- _What you are asked to do_: Count how many lines in the data below include "image". Answer with the number only.

- _Dataset entries_:
=== Section Start ===

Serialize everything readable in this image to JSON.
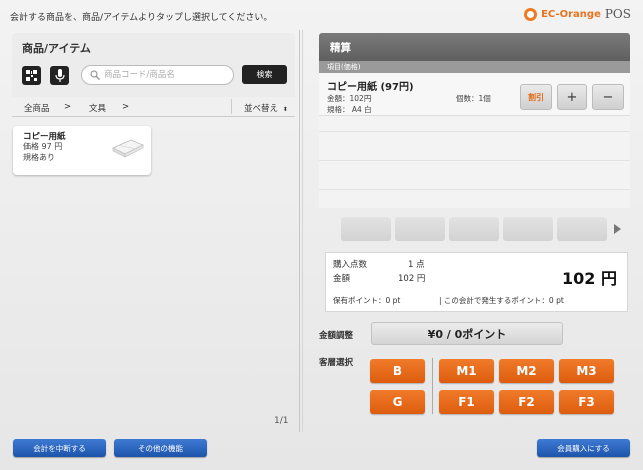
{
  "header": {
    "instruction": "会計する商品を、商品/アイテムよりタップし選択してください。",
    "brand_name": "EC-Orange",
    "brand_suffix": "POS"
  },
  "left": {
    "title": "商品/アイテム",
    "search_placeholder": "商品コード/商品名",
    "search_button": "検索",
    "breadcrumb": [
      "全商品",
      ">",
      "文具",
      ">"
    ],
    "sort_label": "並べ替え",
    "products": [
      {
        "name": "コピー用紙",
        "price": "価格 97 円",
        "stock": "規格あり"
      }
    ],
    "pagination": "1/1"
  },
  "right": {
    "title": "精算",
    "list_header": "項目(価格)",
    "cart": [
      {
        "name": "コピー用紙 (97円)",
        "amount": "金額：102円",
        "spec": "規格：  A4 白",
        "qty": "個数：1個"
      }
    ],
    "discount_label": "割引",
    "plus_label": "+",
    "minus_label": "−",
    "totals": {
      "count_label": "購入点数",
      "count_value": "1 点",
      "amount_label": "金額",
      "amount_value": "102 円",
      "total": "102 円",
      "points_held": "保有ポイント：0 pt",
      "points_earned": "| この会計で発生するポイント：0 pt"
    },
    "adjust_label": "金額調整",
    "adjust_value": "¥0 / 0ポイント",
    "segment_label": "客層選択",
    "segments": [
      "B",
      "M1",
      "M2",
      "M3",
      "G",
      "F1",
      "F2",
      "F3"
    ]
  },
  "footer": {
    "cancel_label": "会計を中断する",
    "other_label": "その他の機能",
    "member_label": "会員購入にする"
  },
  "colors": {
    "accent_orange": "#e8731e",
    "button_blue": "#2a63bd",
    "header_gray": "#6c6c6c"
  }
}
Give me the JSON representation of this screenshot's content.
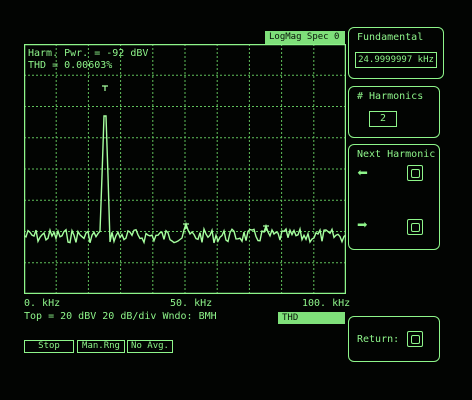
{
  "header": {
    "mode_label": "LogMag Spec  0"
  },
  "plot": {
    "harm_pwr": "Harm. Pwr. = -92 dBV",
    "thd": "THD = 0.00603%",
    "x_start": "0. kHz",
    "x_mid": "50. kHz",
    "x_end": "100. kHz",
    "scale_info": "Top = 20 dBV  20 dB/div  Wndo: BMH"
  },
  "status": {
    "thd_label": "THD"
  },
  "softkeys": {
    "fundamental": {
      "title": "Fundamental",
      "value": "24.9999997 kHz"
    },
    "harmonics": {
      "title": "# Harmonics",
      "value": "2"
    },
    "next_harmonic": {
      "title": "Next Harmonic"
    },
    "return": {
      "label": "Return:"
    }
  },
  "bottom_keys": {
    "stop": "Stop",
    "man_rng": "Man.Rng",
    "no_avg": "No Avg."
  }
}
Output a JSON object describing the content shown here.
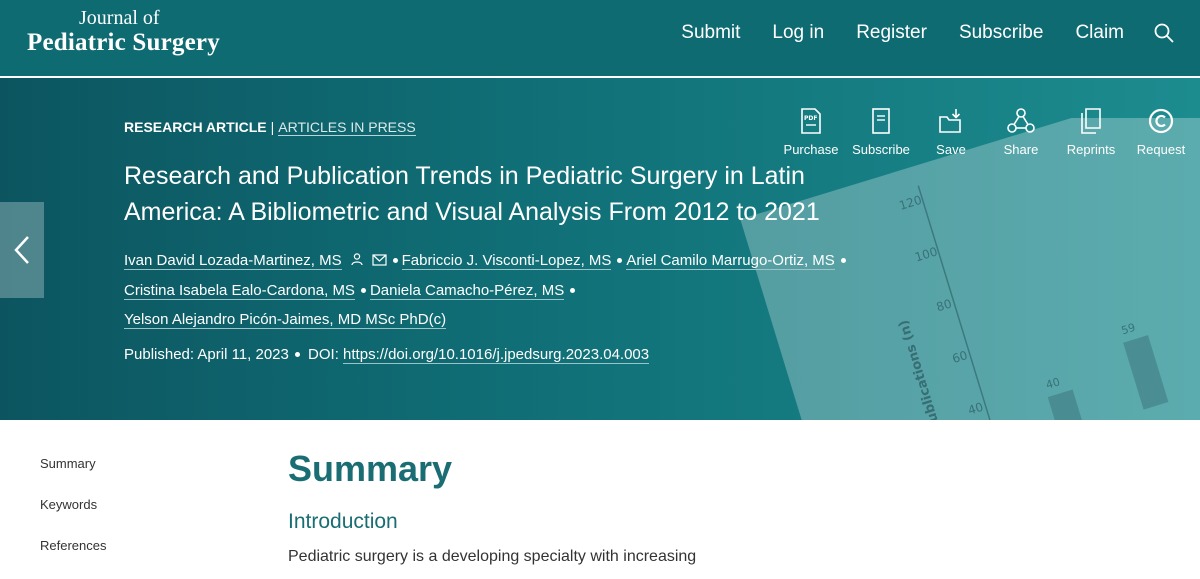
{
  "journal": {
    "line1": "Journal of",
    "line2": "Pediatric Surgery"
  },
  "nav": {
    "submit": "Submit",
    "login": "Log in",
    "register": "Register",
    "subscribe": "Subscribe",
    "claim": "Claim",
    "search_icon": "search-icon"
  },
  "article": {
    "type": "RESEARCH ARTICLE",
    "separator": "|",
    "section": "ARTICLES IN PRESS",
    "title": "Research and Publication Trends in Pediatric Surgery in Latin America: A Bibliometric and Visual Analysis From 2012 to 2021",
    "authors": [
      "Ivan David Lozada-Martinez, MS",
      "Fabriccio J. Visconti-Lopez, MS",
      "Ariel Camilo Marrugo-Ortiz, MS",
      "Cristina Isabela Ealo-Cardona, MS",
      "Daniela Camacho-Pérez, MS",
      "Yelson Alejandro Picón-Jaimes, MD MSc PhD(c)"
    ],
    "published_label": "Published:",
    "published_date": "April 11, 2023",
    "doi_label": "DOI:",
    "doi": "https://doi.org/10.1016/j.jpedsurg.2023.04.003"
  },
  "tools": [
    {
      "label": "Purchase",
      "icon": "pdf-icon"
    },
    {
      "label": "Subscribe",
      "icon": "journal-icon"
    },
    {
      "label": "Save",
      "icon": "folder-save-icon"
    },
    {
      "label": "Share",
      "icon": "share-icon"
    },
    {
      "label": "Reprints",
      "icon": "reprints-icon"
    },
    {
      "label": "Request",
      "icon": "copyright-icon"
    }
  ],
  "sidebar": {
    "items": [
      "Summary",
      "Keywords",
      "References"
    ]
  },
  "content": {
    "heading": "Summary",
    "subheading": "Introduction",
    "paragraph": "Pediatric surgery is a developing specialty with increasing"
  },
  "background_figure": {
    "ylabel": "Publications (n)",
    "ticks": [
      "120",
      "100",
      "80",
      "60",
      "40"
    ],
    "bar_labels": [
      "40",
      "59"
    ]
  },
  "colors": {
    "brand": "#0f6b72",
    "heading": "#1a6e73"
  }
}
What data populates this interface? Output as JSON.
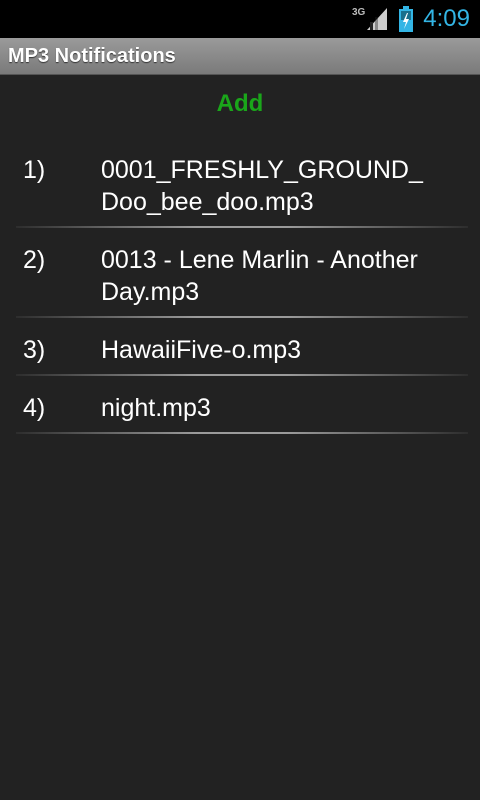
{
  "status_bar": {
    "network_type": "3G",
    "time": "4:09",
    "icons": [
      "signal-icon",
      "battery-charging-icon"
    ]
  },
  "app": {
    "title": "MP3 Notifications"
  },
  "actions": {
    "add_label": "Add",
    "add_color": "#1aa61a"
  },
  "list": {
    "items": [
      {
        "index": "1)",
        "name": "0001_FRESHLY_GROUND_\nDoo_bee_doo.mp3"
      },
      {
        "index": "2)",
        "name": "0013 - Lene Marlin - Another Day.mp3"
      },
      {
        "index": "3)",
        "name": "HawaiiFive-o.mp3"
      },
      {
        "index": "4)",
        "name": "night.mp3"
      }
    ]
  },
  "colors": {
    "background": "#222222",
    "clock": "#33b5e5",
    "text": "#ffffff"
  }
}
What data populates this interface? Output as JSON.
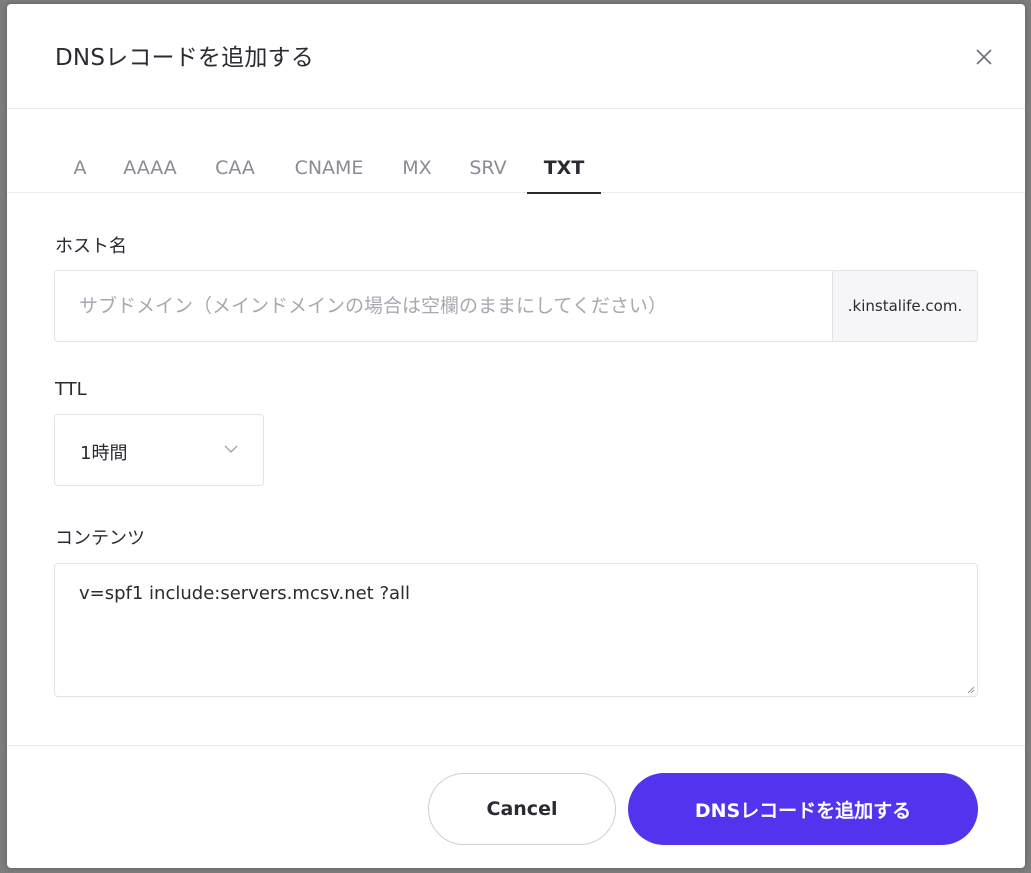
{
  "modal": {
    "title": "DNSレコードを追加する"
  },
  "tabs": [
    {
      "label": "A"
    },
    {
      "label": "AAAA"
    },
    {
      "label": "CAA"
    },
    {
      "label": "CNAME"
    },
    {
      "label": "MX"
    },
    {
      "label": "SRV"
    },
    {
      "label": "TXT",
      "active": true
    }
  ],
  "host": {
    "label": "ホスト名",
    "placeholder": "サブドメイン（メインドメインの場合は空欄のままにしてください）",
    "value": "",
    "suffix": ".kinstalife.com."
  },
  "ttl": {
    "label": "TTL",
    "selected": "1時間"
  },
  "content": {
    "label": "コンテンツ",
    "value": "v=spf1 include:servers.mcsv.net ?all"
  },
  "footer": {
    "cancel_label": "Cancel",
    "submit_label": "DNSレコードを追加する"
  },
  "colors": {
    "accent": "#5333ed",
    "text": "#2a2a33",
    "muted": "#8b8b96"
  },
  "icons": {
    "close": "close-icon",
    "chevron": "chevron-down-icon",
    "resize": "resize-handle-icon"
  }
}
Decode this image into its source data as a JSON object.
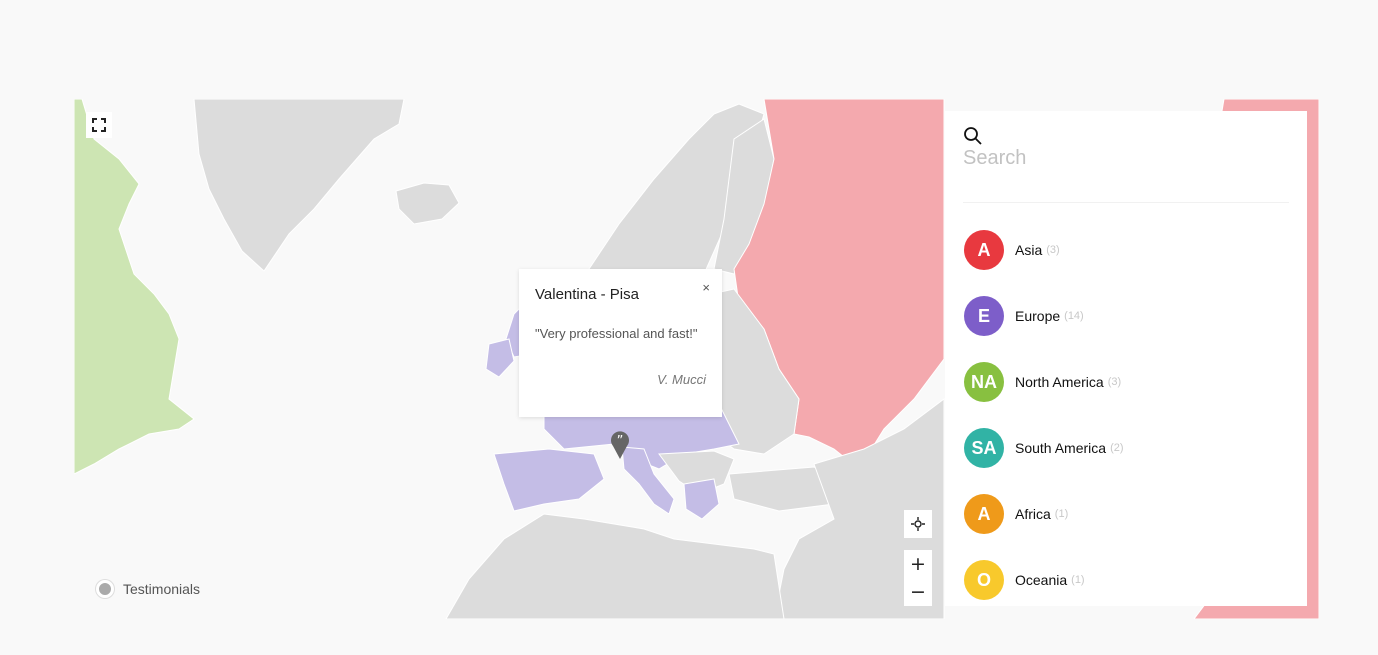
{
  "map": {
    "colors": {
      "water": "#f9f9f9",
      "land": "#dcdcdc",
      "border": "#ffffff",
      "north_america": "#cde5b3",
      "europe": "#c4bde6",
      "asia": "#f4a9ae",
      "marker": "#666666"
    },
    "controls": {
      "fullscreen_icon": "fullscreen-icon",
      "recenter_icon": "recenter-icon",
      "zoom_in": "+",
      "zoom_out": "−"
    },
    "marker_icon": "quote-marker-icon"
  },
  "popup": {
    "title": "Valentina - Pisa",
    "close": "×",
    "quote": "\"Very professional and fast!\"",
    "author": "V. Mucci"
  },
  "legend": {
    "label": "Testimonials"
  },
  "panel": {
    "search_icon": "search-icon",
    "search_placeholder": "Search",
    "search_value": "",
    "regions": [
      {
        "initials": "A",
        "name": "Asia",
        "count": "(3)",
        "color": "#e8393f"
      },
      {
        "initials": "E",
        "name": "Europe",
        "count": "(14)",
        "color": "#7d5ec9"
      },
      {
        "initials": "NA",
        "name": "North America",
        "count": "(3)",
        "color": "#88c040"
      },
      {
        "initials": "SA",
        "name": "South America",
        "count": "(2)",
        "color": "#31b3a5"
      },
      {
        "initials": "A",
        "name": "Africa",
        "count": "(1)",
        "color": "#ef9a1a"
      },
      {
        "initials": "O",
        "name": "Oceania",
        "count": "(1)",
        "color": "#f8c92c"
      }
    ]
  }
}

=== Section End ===

- _Exercise result_: 2